- _EXERCISE_: Every line of the material below in which "さくらほしの" shows up is to be located and copied.

─── INFORMATION SUPPLIED ───

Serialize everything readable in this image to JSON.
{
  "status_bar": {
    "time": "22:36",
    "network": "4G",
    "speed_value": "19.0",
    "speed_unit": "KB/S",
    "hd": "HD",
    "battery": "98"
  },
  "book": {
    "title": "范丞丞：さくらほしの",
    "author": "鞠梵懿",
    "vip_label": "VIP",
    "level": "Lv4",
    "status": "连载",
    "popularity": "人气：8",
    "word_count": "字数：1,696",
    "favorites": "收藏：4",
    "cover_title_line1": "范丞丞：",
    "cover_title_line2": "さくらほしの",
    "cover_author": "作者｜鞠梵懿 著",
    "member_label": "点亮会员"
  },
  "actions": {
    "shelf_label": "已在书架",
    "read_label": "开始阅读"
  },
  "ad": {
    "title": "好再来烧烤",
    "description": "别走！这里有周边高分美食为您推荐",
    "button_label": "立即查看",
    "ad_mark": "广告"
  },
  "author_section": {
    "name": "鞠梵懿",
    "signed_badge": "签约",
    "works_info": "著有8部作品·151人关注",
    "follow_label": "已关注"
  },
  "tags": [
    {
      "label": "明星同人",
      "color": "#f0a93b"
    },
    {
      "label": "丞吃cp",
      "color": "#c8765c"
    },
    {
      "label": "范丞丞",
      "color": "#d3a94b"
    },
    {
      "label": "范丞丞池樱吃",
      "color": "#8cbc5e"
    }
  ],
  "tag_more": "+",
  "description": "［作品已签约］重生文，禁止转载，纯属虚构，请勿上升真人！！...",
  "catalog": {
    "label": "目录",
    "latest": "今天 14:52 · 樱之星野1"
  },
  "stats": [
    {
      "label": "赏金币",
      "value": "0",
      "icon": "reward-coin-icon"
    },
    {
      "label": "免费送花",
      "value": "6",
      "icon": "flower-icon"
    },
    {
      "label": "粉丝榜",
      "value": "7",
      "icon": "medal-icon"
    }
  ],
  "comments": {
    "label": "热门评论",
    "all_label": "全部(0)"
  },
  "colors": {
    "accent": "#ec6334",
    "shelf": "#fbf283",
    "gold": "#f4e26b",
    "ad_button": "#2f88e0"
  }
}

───

- _TASK ANSWER_:
    "title": "范丞丞：さくらほしの",
    "cover_title_line2": "さくらほしの",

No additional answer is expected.